The Meisner Technique is now into its ninth month, and the actors are ready to take the entire year of learning and apply it to their final scenes. Again, not reading the play, memorizing by rote, and eliminating any concern for interpretation, the students can now find their own personal emotional line of the scene, and have the capacity to craft a previous circumstance, emotionally prepare off-stage, craft an acting relationship, and identify their objective in the scene. They then rely on the essential fundamentals of good acting: really listening, responding personally, putting your concentration on the other person or what you are doing, going from unanticipated moment to unanticipated moment, working from your spontaneous impulses, in perfect adjustment to the other actor, freed finally from the need to adjust to the text, creating vivid, human behavior which comes from the confidence of excellent professional actor training.
The Meisner Acting Foundation
When I describe this work to prospective students interviewing with me, I use the analogy of building a house. The first year of the Meisner Technique is pouring the concrete and laying the foundation. The goal of the first year is to create a truthful acting instrument, an actor who can consistently create organic behavior, with the fundamentals of the art form second nature. Once that has been instilled, the student is then ready for the more difficult work of Second Year. This is the building of the house. Meisner training in Second Year focuses on character. How do you read a script like a professional actor? How do you approach a professional rehearsal or audition? How do you break a script down into beats, actions, and line intentions? What are the tools that you can learn to interpret material? How do you begin to approach the lead roles of the art form, the work of Tennessee Williams, Arthur Miller, Edward Albee, Susan Lori-Parks, Lynn Nottage, Martin McDonough, David Mamet, Annie Baker, Branden Jacobs-Jenkins to name just a few of the great past and current playwrights? Elia Kazan (a Group Theater member) said famously that a therapist turns behavior into psychology, and the actor turns psychology into behavior. This is the new challenge of Second Year work.

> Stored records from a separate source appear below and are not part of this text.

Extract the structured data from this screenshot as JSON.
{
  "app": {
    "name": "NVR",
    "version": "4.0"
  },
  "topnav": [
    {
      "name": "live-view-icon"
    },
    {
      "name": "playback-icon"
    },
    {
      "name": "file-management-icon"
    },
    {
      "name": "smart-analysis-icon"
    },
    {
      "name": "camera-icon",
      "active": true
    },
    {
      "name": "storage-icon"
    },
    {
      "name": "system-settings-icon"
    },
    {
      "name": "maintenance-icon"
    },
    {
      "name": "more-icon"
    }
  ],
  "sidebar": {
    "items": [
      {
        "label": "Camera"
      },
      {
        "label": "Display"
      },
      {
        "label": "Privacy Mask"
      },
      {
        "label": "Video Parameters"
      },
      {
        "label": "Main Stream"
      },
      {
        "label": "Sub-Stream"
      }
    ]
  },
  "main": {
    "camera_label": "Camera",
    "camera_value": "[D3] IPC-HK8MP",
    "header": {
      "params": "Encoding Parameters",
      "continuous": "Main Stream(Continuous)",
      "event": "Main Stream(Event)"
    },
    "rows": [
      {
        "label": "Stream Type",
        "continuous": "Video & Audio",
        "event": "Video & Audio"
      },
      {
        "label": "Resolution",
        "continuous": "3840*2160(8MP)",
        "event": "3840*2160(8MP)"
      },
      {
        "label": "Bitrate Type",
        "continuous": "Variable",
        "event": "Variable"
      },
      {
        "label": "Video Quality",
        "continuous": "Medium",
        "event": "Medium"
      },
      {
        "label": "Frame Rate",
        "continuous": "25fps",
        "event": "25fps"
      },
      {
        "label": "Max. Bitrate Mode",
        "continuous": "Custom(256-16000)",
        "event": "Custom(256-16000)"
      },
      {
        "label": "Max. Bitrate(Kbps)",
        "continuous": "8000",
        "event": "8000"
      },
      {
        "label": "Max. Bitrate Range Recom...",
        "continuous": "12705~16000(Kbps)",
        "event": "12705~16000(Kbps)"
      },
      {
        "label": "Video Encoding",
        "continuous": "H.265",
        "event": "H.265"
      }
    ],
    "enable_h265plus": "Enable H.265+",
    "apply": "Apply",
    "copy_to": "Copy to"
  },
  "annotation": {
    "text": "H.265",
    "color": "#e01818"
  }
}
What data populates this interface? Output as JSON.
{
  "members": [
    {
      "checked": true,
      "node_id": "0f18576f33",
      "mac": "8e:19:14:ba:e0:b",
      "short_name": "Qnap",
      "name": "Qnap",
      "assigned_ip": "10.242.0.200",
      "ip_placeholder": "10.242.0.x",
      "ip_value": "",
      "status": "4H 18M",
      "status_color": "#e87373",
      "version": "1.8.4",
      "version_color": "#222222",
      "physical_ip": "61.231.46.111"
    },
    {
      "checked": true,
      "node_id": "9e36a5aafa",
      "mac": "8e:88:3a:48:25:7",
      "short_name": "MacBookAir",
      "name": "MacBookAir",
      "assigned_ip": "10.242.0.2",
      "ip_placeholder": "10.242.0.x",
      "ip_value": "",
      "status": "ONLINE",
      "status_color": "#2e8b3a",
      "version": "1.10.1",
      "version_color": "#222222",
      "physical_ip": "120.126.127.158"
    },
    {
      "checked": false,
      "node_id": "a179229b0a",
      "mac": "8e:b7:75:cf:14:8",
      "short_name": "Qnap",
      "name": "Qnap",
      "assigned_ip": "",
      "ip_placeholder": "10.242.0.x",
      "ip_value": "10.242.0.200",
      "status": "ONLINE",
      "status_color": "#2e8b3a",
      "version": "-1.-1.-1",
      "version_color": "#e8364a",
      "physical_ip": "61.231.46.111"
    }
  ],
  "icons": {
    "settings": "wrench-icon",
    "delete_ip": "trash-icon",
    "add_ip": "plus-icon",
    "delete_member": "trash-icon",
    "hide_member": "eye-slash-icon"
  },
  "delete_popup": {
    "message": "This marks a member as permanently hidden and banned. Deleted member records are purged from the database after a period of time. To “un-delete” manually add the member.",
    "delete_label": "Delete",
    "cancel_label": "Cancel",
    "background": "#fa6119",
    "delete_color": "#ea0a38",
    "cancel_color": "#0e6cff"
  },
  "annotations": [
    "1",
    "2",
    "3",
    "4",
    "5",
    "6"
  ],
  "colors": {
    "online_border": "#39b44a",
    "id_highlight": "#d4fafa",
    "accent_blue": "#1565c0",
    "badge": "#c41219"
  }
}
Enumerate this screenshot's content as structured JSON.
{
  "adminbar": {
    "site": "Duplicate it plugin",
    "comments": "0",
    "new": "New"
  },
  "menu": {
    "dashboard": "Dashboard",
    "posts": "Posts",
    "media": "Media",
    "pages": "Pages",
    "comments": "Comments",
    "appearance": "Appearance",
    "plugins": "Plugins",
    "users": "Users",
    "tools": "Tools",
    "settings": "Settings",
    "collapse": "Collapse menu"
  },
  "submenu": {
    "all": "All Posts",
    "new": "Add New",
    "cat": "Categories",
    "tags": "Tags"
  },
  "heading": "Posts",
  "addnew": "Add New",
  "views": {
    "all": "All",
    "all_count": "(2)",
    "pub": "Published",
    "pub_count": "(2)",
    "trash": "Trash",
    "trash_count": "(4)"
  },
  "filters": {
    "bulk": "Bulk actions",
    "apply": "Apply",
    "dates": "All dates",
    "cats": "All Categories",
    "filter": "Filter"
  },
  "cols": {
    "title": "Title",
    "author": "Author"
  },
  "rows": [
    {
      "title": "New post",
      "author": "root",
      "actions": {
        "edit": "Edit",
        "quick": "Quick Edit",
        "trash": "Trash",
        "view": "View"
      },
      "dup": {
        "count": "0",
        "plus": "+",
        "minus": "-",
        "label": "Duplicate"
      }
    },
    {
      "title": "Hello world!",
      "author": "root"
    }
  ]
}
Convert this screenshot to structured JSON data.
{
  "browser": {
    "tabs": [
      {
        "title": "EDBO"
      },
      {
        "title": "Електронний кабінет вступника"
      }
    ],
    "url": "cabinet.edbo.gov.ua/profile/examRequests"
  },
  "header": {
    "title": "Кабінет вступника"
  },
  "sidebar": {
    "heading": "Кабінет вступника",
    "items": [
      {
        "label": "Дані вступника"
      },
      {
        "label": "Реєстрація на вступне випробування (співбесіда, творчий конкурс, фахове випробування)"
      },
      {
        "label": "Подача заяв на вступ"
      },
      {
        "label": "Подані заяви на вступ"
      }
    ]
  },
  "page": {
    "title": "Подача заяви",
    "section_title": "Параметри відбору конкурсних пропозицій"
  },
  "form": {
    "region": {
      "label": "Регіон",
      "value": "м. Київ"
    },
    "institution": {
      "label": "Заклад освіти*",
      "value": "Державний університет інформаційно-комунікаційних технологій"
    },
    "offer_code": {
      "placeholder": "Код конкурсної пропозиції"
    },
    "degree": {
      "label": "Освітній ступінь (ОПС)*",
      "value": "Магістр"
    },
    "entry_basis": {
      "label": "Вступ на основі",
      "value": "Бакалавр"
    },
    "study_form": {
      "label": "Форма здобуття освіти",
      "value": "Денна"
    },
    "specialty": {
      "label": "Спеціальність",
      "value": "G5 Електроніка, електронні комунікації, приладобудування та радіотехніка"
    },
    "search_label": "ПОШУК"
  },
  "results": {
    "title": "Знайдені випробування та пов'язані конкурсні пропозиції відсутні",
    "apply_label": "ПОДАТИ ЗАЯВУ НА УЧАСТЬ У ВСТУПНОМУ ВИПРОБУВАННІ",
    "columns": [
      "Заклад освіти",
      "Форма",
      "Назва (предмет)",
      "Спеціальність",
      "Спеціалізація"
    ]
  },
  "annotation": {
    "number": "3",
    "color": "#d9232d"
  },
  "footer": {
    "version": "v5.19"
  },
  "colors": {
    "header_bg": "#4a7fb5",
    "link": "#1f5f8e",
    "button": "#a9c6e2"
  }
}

It is a testament to Sandy Meisner and his half century of acting classes in NYC, and to the technique, he created, that it is still being taught in various forms throughout the world. That said, there are only a handful of truly precise and accurate teachers of the Meisner Technique in the United States. The Meisner Technique in its entirety is not six weeks, six months, or one year. Meisner’s full professional actor training takes two years to teach. When searching for acting studios in NYC or elsewhere, more specifically a professional Meisner training program, make sure to do due diligence. Any serious and reputable Meisner teacher should not only be trained in the technique as an actor with years of professional experience but should also have been mentored and groomed as a Meisner teacher by a true master who has an established reputation for accurately teaching the work. That’s when you will know that you have found the right place to become a true Meisner trained actor.
Learn More About the Meisner Technique Program
Want to find out more about the Meisner technique, then visit The Maggie Flanigan Studio website https://www.maggieflaniganstudio.com Click here to learn more about the acting classes and acting programs at the studio.